Think all desktop calculators are the same, just with different buttons? You're pretty much right. Most basically replicate the look and functions of a handheld calculator on your desktop. The built-in Windows calculator is fine for quick jobs, while some scientific and mathematical desktop calculators wouldn't look out of place hanging from an engineering student's belt. Then there's SFR Calculator Personal Edition. The best description we can come up with is a Windows calculating utility. SFR integrates a number pad, of course, since it's essential, but its built-in document feature lets you save, annotate, and edit calculations. It's kind of like a calculator with a built-in whiteboard.

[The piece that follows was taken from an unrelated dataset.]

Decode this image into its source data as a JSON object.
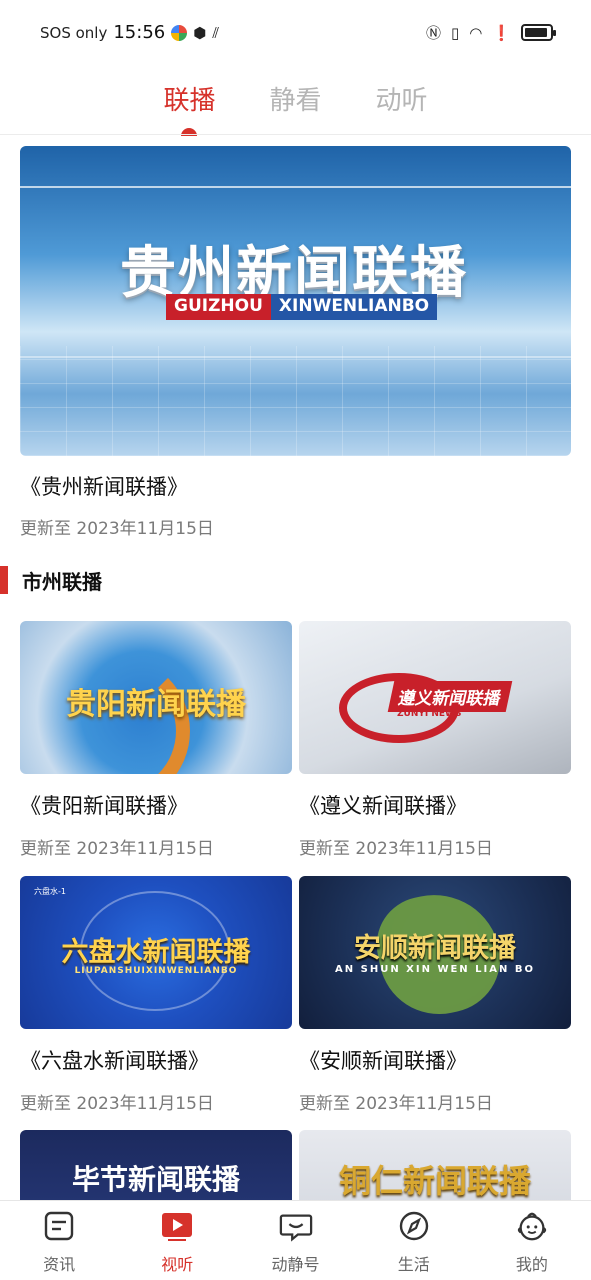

SFR Calculator's interface uses an Office-style ribbon toolbar with Start and Settings tabs and a Quick Access Toolbar. The main view opens with a blank New Document. To the right is the program's number pad, which includes buttons for adding and subtracting sales tax, though we could customize the buttons for other functions as well as configure the percentage in each button's options. We made some calculations, and SFR Calculator displayed the figures in the main window in clear, color-coded type. A handy slider under the number pad let us quickly change the size of the decimals and any text we cared to type into the document. Clicking Calculator or Text Editor switched between those functions.
We could also quickly resize the interface, drag it into position, and pin it in place, as well as enable Always on Top from the menu bar. Under Settings, we could choose between three provided skins, choose English or German as the interface language, format decimals and rounding, and make other choices. We could also Show or Exit the program from the system tray.
As a calculator, SFR performed flawlessly, though any sort of failure in that regard would be remarkable; math is what computers do best (arguably, it's all they do). If you're looking for something different from the usual apps and gadgets, give SFR Calculator Personal Edition a try.